• [Data items]:
****************************************

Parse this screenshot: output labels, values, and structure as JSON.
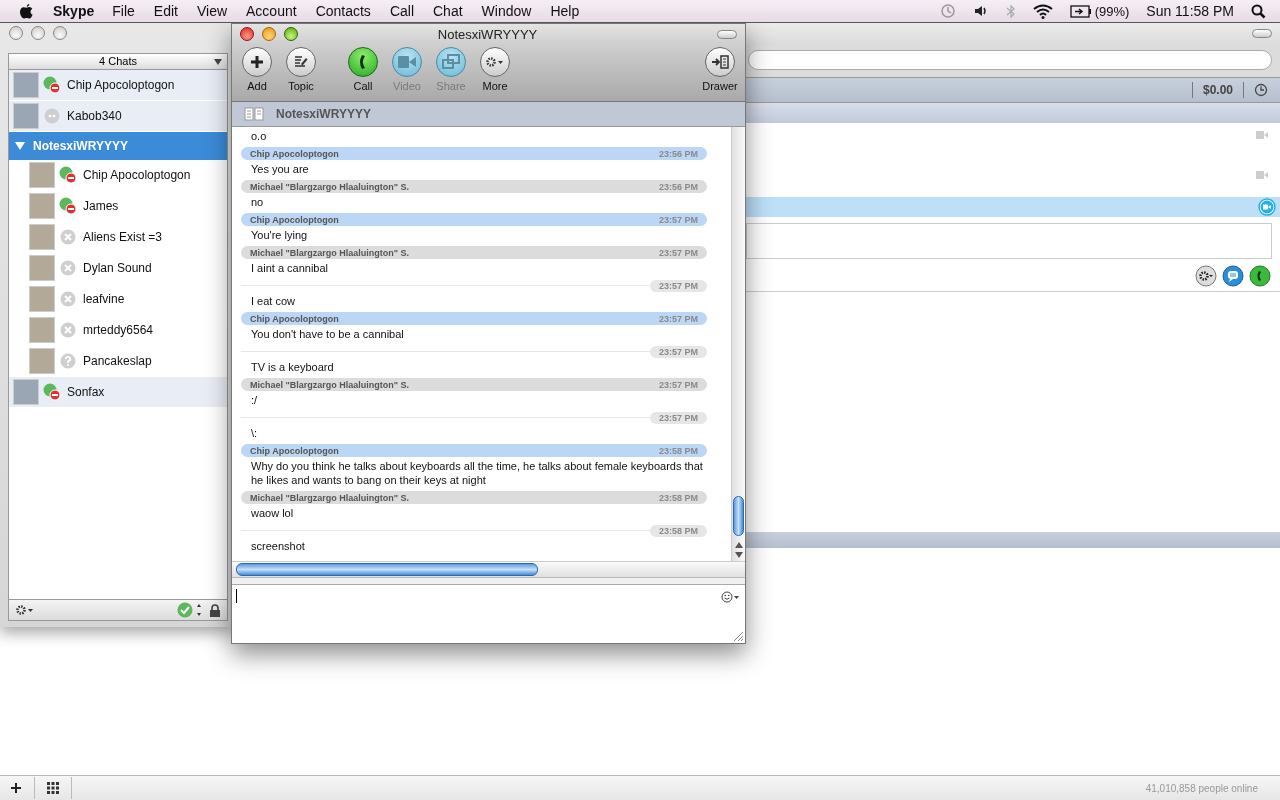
{
  "menubar": {
    "app": "Skype",
    "menus": [
      "File",
      "Edit",
      "View",
      "Account",
      "Contacts",
      "Call",
      "Chat",
      "Window",
      "Help"
    ],
    "battery": "(99%)",
    "clock": "Sun 11:58 PM"
  },
  "main_window": {
    "balance": "$0.00",
    "status": "41,010,858 people online"
  },
  "chats_window": {
    "header": "4 Chats",
    "items": [
      {
        "kind": "dnd",
        "name": "Chip Apocoloptogon",
        "selected": false
      },
      {
        "kind": "idle",
        "name": "Kabob340",
        "selected": false
      },
      {
        "kind": "group",
        "name": "NotesxiWRYYYY",
        "expanded": true,
        "selected": true,
        "children": [
          {
            "kind": "dnd",
            "name": "Chip Apocoloptogon"
          },
          {
            "kind": "dnd",
            "name": "James"
          },
          {
            "kind": "offline",
            "name": "Aliens Exist =3"
          },
          {
            "kind": "offline",
            "name": "Dylan Sound"
          },
          {
            "kind": "offline",
            "name": "leafvine"
          },
          {
            "kind": "offline",
            "name": "mrteddy6564"
          },
          {
            "kind": "unknown",
            "name": "Pancakeslap"
          }
        ]
      },
      {
        "kind": "dnd",
        "name": "Sonfax",
        "selected": false
      }
    ]
  },
  "chat_window": {
    "title": "NotesxiWRYYYY",
    "topic": "NotesxiWRYYYY",
    "toolbar": [
      {
        "kind": "add",
        "label": "Add",
        "disabled": false
      },
      {
        "kind": "topic",
        "label": "Topic",
        "disabled": false
      },
      {
        "kind": "call",
        "label": "Call",
        "disabled": false
      },
      {
        "kind": "video",
        "label": "Video",
        "disabled": true
      },
      {
        "kind": "share",
        "label": "Share",
        "disabled": true
      },
      {
        "kind": "more",
        "label": "More",
        "disabled": false
      },
      {
        "kind": "drawer",
        "label": "Drawer",
        "disabled": false
      }
    ],
    "messages": [
      {
        "kind": "plain",
        "text": "o.o"
      },
      {
        "kind": "sender",
        "sender": "Chip Apocoloptogon",
        "color": "#bcd6f5",
        "time": "23:56 PM",
        "text": "Yes you are"
      },
      {
        "kind": "sender",
        "sender": "Michael \"Blargzargo Hlaaluington\" S.",
        "color": "#dcdcdc",
        "time": "23:56 PM",
        "text": "no"
      },
      {
        "kind": "sender",
        "sender": "Chip Apocoloptogon",
        "color": "#bcd6f5",
        "time": "23:57 PM",
        "text": "You're lying"
      },
      {
        "kind": "sender",
        "sender": "Michael \"Blargzargo Hlaaluington\" S.",
        "color": "#dcdcdc",
        "time": "23:57 PM",
        "text": "I aint a cannibal"
      },
      {
        "kind": "followup",
        "time": "23:57 PM",
        "text": "I eat cow"
      },
      {
        "kind": "sender",
        "sender": "Chip Apocoloptogon",
        "color": "#bcd6f5",
        "time": "23:57 PM",
        "text": "You don't have to be a cannibal"
      },
      {
        "kind": "followup",
        "time": "23:57 PM",
        "text": "TV is a keyboard"
      },
      {
        "kind": "sender",
        "sender": "Michael \"Blargzargo Hlaaluington\" S.",
        "color": "#dcdcdc",
        "time": "23:57 PM",
        "text": ":/"
      },
      {
        "kind": "followup",
        "time": "23:57 PM",
        "text": "\\:"
      },
      {
        "kind": "sender",
        "sender": "Chip Apocoloptogon",
        "color": "#bcd6f5",
        "time": "23:58 PM",
        "text": "Why do you think he talks about keyboards all the time, he talks about female keyboards that he likes and wants to bang on their keys at night"
      },
      {
        "kind": "sender",
        "sender": "Michael \"Blargzargo Hlaaluington\" S.",
        "color": "#dcdcdc",
        "time": "23:58 PM",
        "text": "waow lol"
      },
      {
        "kind": "followup",
        "time": "23:58 PM",
        "text": "screenshot"
      }
    ]
  }
}
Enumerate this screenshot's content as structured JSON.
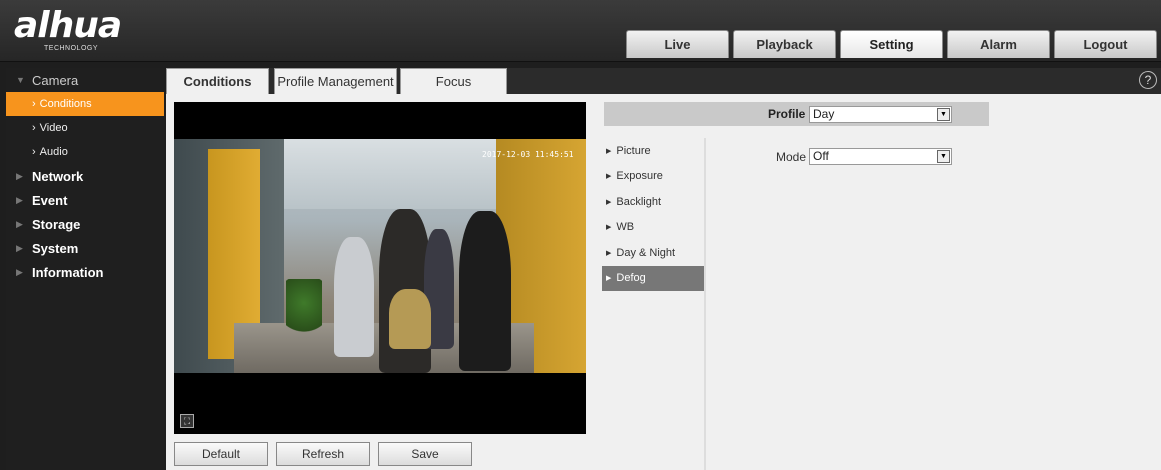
{
  "brand": {
    "logo_text": "alhua",
    "logo_sub": "TECHNOLOGY"
  },
  "nav": [
    {
      "label": "Live"
    },
    {
      "label": "Playback"
    },
    {
      "label": "Setting",
      "active": true
    },
    {
      "label": "Alarm"
    },
    {
      "label": "Logout"
    }
  ],
  "sidebar": {
    "camera": "Camera",
    "camera_items": [
      {
        "label": "Conditions",
        "active": true
      },
      {
        "label": "Video"
      },
      {
        "label": "Audio"
      }
    ],
    "categories": [
      "Network",
      "Event",
      "Storage",
      "System",
      "Information"
    ]
  },
  "tabs": [
    {
      "label": "Conditions",
      "active": true
    },
    {
      "label": "Profile Management"
    },
    {
      "label": "Focus"
    }
  ],
  "help_icon": "?",
  "video": {
    "osd_time": "2017-12-03 11:45:51"
  },
  "buttons": {
    "default": "Default",
    "refresh": "Refresh",
    "save": "Save"
  },
  "profile": {
    "label": "Profile",
    "value": "Day"
  },
  "settings_menu": [
    {
      "label": "Picture"
    },
    {
      "label": "Exposure"
    },
    {
      "label": "Backlight"
    },
    {
      "label": "WB"
    },
    {
      "label": "Day & Night"
    },
    {
      "label": "Defog",
      "active": true
    }
  ],
  "mode": {
    "label": "Mode",
    "value": "Off"
  },
  "colors": {
    "accent": "#f7941d",
    "header": "#2e2e2e",
    "active_menu": "#777777"
  }
}
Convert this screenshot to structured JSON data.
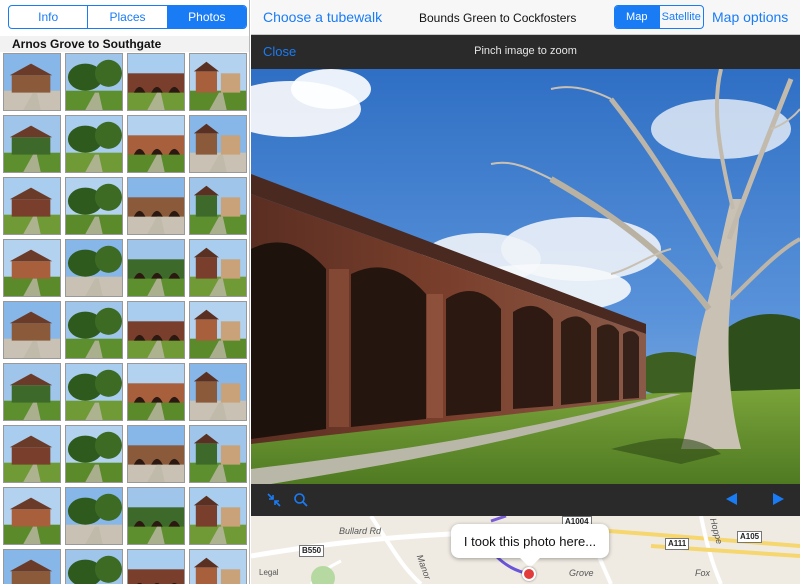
{
  "left_tabs": [
    {
      "label": "Info",
      "active": false
    },
    {
      "label": "Places",
      "active": false
    },
    {
      "label": "Photos",
      "active": true
    }
  ],
  "section_title": "Arnos Grove to Southgate",
  "header": {
    "choose_label": "Choose a tubewalk",
    "route_title": "Bounds Green to Cockfosters",
    "map_type_tabs": [
      {
        "label": "Map",
        "active": true
      },
      {
        "label": "Satellite",
        "active": false
      }
    ],
    "map_options_label": "Map options"
  },
  "viewer": {
    "close_label": "Close",
    "zoom_hint": "Pinch image to zoom",
    "footer_icons": [
      "shrink-icon",
      "search-icon",
      "prev-arrow-icon",
      "next-arrow-icon"
    ]
  },
  "map": {
    "callout_text": "I took this photo here...",
    "legal_label": "Legal",
    "road_labels": [
      "Bullard Rd",
      "Manor",
      "Grove",
      "Hoppe",
      "Fox"
    ],
    "shields": [
      "B550",
      "A1004",
      "A111",
      "A105"
    ]
  },
  "colors": {
    "accent": "#1a7cf5",
    "viewer_bar": "#2a2a2a",
    "pin": "#e23b3b"
  },
  "thumbnails_visible": 36
}
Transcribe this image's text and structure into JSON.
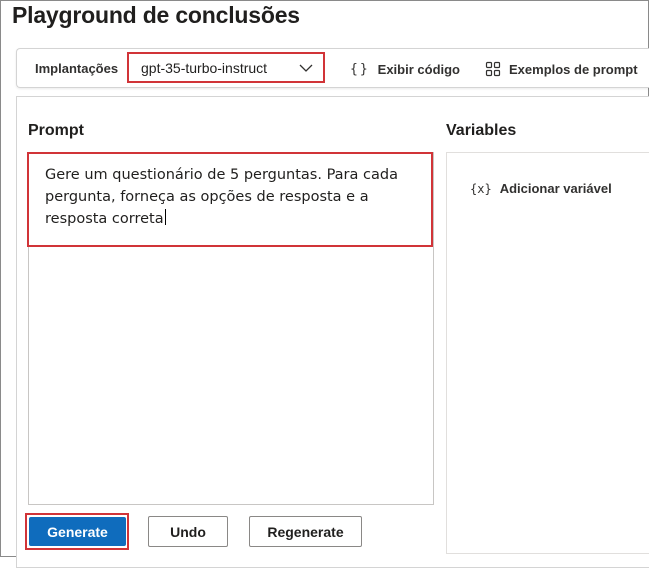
{
  "page_title": "Playground de conclusões",
  "toolbar": {
    "deployments_label": "Implantações",
    "deployment_value": "gpt-35-turbo-instruct",
    "view_code_label": "Exibir código",
    "prompt_examples_label": "Exemplos de prompt"
  },
  "prompt": {
    "title": "Prompt",
    "text": "Gere um questionário de 5 perguntas. Para cada pergunta, forneça as opções de resposta e a resposta correta"
  },
  "variables": {
    "title": "Variables",
    "add_label": "Adicionar variável"
  },
  "actions": {
    "generate_label": "Generate",
    "undo_label": "Undo",
    "regenerate_label": "Regenerate"
  },
  "colors": {
    "highlight": "#d13438",
    "primary": "#0f6cbd"
  },
  "icons": {
    "dropdown": "chevron-down-icon",
    "code": "braces-icon",
    "examples": "grid-icon",
    "variable": "variable-icon"
  }
}
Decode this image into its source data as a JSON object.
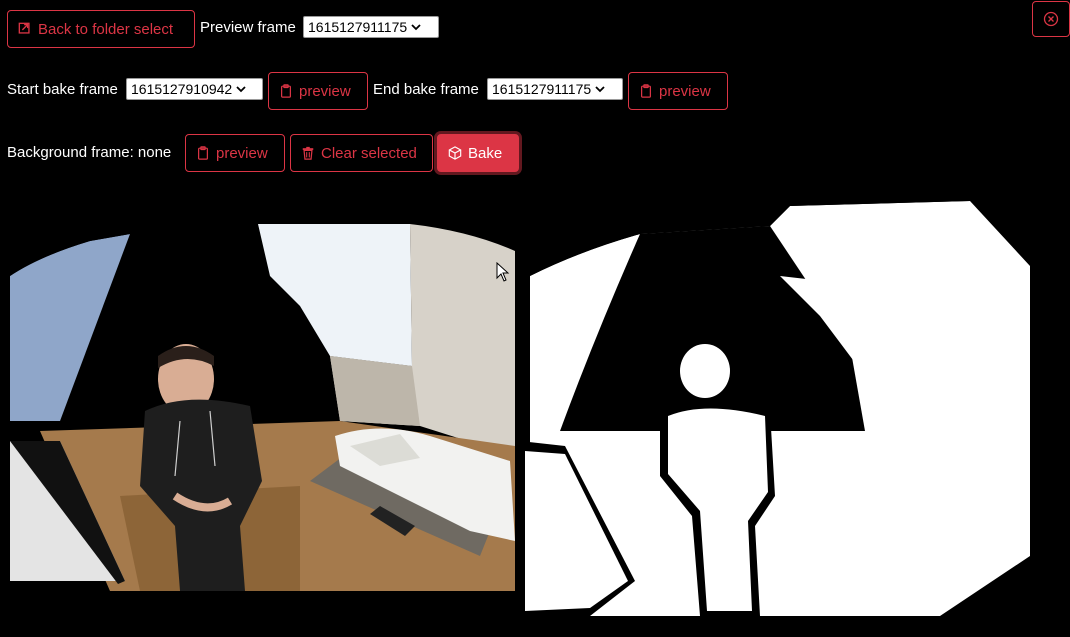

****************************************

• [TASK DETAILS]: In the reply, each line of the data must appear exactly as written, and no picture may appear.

• [THE COMPLETED TASK]:
Parse this screenshot: output labels, values, and structure as JSON.
{
  "menubar": {
    "app": "Skype",
    "menus": [
      "File",
      "Edit",
      "View",
      "Account",
      "Contacts",
      "Call",
      "Chat",
      "Window",
      "Help"
    ],
    "battery": "(99%)",
    "clock": "Sun 11:58 PM"
  },
  "main_window": {
    "balance": "$0.00",
    "status": "41,010,858 people online"
  },
  "chats_window": {
    "header": "4 Chats",
    "items": [
      {
        "kind": "dnd",
        "name": "Chip Apocoloptogon",
        "selected": false
      },
      {
        "kind": "idle",
        "name": "Kabob340",
        "selected": false
      },
      {
        "kind": "group",
        "name": "NotesxiWRYYYY",
        "expanded": true,
        "selected": true,
        "children": [
          {
            "kind": "dnd",
            "name": "Chip Apocoloptogon"
          },
          {
            "kind": "dnd",
            "name": "James"
          },
          {
            "kind": "offline",
            "name": "Aliens Exist =3"
          },
          {
            "kind": "offline",
            "name": "Dylan Sound"
          },
          {
            "kind": "offline",
            "name": "leafvine"
          },
          {
            "kind": "offline",
            "name": "mrteddy6564"
          },
          {
            "kind": "unknown",
            "name": "Pancakeslap"
          }
        ]
      },
      {
        "kind": "dnd",
        "name": "Sonfax",
        "selected": false
      }
    ]
  },
  "chat_window": {
    "title": "NotesxiWRYYYY",
    "topic": "NotesxiWRYYYY",
    "toolbar": [
      {
        "kind": "add",
        "label": "Add",
        "disabled": false
      },
      {
        "kind": "topic",
        "label": "Topic",
        "disabled": false
      },
      {
        "kind": "call",
        "label": "Call",
        "disabled": false
      },
      {
        "kind": "video",
        "label": "Video",
        "disabled": true
      },
      {
        "kind": "share",
        "label": "Share",
        "disabled": true
      },
      {
        "kind": "more",
        "label": "More",
        "disabled": false
      },
      {
        "kind": "drawer",
        "label": "Drawer",
        "disabled": false
      }
    ],
    "messages": [
      {
        "kind": "plain",
        "text": "o.o"
      },
      {
        "kind": "sender",
        "sender": "Chip Apocoloptogon",
        "color": "#bcd6f5",
        "time": "23:56 PM",
        "text": "Yes you are"
      },
      {
        "kind": "sender",
        "sender": "Michael \"Blargzargo Hlaaluington\" S.",
        "color": "#dcdcdc",
        "time": "23:56 PM",
        "text": "no"
      },
      {
        "kind": "sender",
        "sender": "Chip Apocoloptogon",
        "color": "#bcd6f5",
        "time": "23:57 PM",
        "text": "You're lying"
      },
      {
        "kind": "sender",
        "sender": "Michael \"Blargzargo Hlaaluington\" S.",
        "color": "#dcdcdc",
        "time": "23:57 PM",
        "text": "I aint a cannibal"
      },
      {
        "kind": "followup",
        "time": "23:57 PM",
        "text": "I eat cow"
      },
      {
        "kind": "sender",
        "sender": "Chip Apocoloptogon",
        "color": "#bcd6f5",
        "time": "23:57 PM",
        "text": "You don't have to be a cannibal"
      },
      {
        "kind": "followup",
        "time": "23:57 PM",
        "text": "TV is a keyboard"
      },
      {
        "kind": "sender",
        "sender": "Michael \"Blargzargo Hlaaluington\" S.",
        "color": "#dcdcdc",
        "time": "23:57 PM",
        "text": ":/"
      },
      {
        "kind": "followup",
        "time": "23:57 PM",
        "text": "\\:"
      },
      {
        "kind": "sender",
        "sender": "Chip Apocoloptogon",
        "color": "#bcd6f5",
        "time": "23:58 PM",
        "text": "Why do you think he talks about keyboards all the time, he talks about female keyboards that he likes and wants to bang on their keys at night"
      },
      {
        "kind": "sender",
        "sender": "Michael \"Blargzargo Hlaaluington\" S.",
        "color": "#dcdcdc",
        "time": "23:58 PM",
        "text": "waow lol"
      },
      {
        "kind": "followup",
        "time": "23:58 PM",
        "text": "screenshot"
      }
    ]
  }
}
Enumerate this screenshot's content as structured JSON.
{
  "brand": {
    "logo_text": "alhua",
    "logo_sub": "TECHNOLOGY"
  },
  "nav": [
    {
      "label": "Live"
    },
    {
      "label": "Playback"
    },
    {
      "label": "Setting",
      "active": true
    },
    {
      "label": "Alarm"
    },
    {
      "label": "Logout"
    }
  ],
  "sidebar": {
    "camera": "Camera",
    "camera_items": [
      {
        "label": "Conditions",
        "active": true
      },
      {
        "label": "Video"
      },
      {
        "label": "Audio"
      }
    ],
    "categories": [
      "Network",
      "Event",
      "Storage",
      "System",
      "Information"
    ]
  },
  "tabs": [
    {
      "label": "Conditions",
      "active": true
    },
    {
      "label": "Profile Management"
    },
    {
      "label": "Focus"
    }
  ],
  "help_icon": "?",
  "video": {
    "osd_time": "2017-12-03 11:45:51"
  },
  "buttons": {
    "default": "Default",
    "refresh": "Refresh",
    "save": "Save"
  },
  "profile": {
    "label": "Profile",
    "value": "Day"
  },
  "settings_menu": [
    {
      "label": "Picture"
    },
    {
      "label": "Exposure"
    },
    {
      "label": "Backlight"
    },
    {
      "label": "WB"
    },
    {
      "label": "Day & Night"
    },
    {
      "label": "Defog",
      "active": true
    }
  ],
  "mode": {
    "label": "Mode",
    "value": "Off"
  },
  "colors": {
    "accent": "#f7941d",
    "header": "#2e2e2e",
    "active_menu": "#777777"
  }
}
Convert this screenshot to structured JSON data.
{
  "left_tabs": [
    {
      "label": "Info",
      "active": false
    },
    {
      "label": "Places",
      "active": false
    },
    {
      "label": "Photos",
      "active": true
    }
  ],
  "section_title": "Arnos Grove to Southgate",
  "header": {
    "choose_label": "Choose a tubewalk",
    "route_title": "Bounds Green to Cockfosters",
    "map_type_tabs": [
      {
        "label": "Map",
        "active": true
      },
      {
        "label": "Satellite",
        "active": false
      }
    ],
    "map_options_label": "Map options"
  },
  "viewer": {
    "close_label": "Close",
    "zoom_hint": "Pinch image to zoom",
    "footer_icons": [
      "shrink-icon",
      "search-icon",
      "prev-arrow-icon",
      "next-arrow-icon"
    ]
  },
  "map": {
    "callout_text": "I took this photo here...",
    "legal_label": "Legal",
    "road_labels": [
      "Bullard Rd",
      "Manor",
      "Grove",
      "Hoppe",
      "Fox"
    ],
    "shields": [
      "B550",
      "A1004",
      "A111",
      "A105"
    ]
  },
  "colors": {
    "accent": "#1a7cf5",
    "viewer_bar": "#2a2a2a",
    "pin": "#e23b3b"
  },
  "thumbnails_visible": 36
}
Transcribe this image's text and structure into JSON.
{
  "page_title": "Playground de conclusões",
  "toolbar": {
    "deployments_label": "Implantações",
    "deployment_value": "gpt-35-turbo-instruct",
    "view_code_label": "Exibir código",
    "prompt_examples_label": "Exemplos de prompt"
  },
  "prompt": {
    "title": "Prompt",
    "text": "Gere um questionário de 5 perguntas. Para cada pergunta, forneça as opções de resposta e a resposta correta"
  },
  "variables": {
    "title": "Variables",
    "add_label": "Adicionar variável"
  },
  "actions": {
    "generate_label": "Generate",
    "undo_label": "Undo",
    "regenerate_label": "Regenerate"
  },
  "colors": {
    "highlight": "#d13438",
    "primary": "#0f6cbd"
  },
  "icons": {
    "dropdown": "chevron-down-icon",
    "code": "braces-icon",
    "examples": "grid-icon",
    "variable": "variable-icon"
  }
}
Decode this image into its source data as a JSON object.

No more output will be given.